Dancing is a thirsty activity and add to that Cuban men and their saccharine sweet charm, it had been inevitable to not indulge in the super delicious, but deathly potent cocktails, being sold from empty coconut shells. The evening after a few coconut cocktails, had turned more raucous and slowly music had buzzed inside our hot ears. Dancing too had picked up speed, had become more competitive and by the time we had ventured into Santa Clara’s racy Club Mejunje, our brains had turned into fuzzy wool. Set in the tastefully restored roofless ruined building and a national institution of Cuba’s fiercely proud transvestites and homosexual movement, Club Mejunje had been the absolute highlight of our evening. We had loved its mind blowing positive (albeit adult) vibes and because of our solo woman travelers status, had been welcomed with open arms (minus the unwanted attention). It had been at Club Mejunje where we had let our hair down and had drank, danced and belted out really bad karaoke till past midnight.

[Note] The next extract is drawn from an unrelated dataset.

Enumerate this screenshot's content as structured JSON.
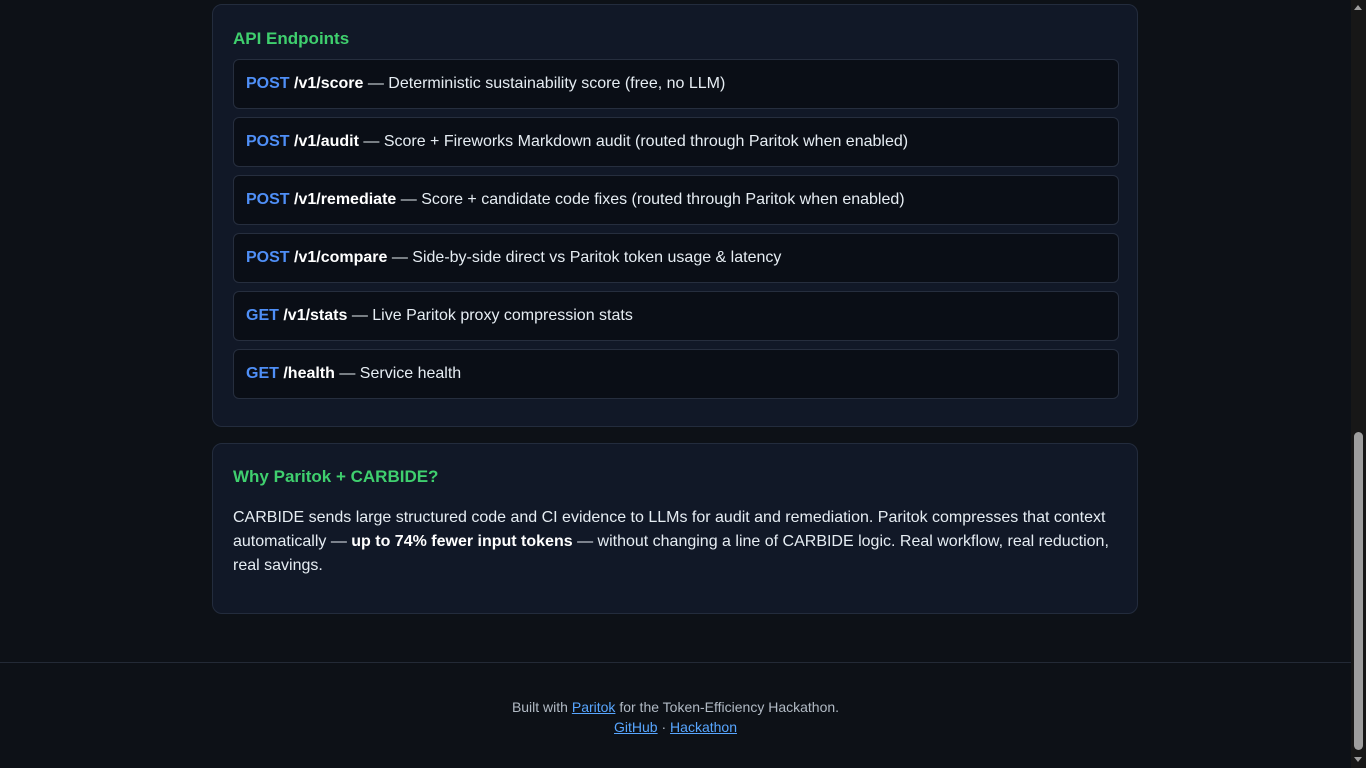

The club had ended with a spectacular drag queen show, where (being the only 2 women) we had been invited to cheer the participants onstage and we had danced, sung and whooped until hoarse. With the club winding down for the night, we had no option but to totter back towards the square where the most incredible sight had met our eyes. The night had been a long one and it had already been past midnight, when the otherwise tree shaded, sublime square had turned into a sea of shimmying, swaying bodies. The whole town along with the neighboring areas had seemed to have poured into the square and skimpy barely nothings, high heels and toned excited bodies had filled every inch of the space.
A huge flat TV screen, tuned into some dance music station had been strung in a corner and the crowd had swayed to the belting beats in unison. Elderly couples had twisted and turned, mothers with babies on their hips had swayed provocatively and even the injured with plastered limbs had shimmied from their wheelchairs. Children in itsy bitsy adult clothes had danced like never before and even toddlers had moved to the intoxicating beats in perfect rhythm. Stacy and I had stood there frozen to our spot, unaware of our next move, since neither of us had experienced anything like that before. Standing next to the glamourous beautiful people we (in spite of dressing up) had felt as interesting as rusty old bicycles and after our entire night’s performance, had been sure that our dance moves had not been graceful enough to beat even the toddler’s hip shakes. Although the street food and drink vendors had either long gone home or joined the party, food, rum and cigars had flowed incessantly turning the square into a mountain of trashed bottles and cigarette butts. Acrid smell of forbidden stuff had emanated strongly and for once, during the entire evening we had been glad to leave the sea of dancing, kissing and groping human bodies.
Thankfully our casas had no curfew time and by the time I had managed to stumble back to my room, the Sunday sun had painted the eastern sky with lavender and pink. The angry orange guard cat had hissed at my late arrival and by the time I had crashed on my bed with a furiously spinning head, my arms and legs had been scratched into ribbons. It had taken some efforts to make my head be still and I had finally fallen asleep in a groggy stupor in the outrageous student town of Santa Clara.
RESPONSIBLE TRAVELING-BECAUSE I CARE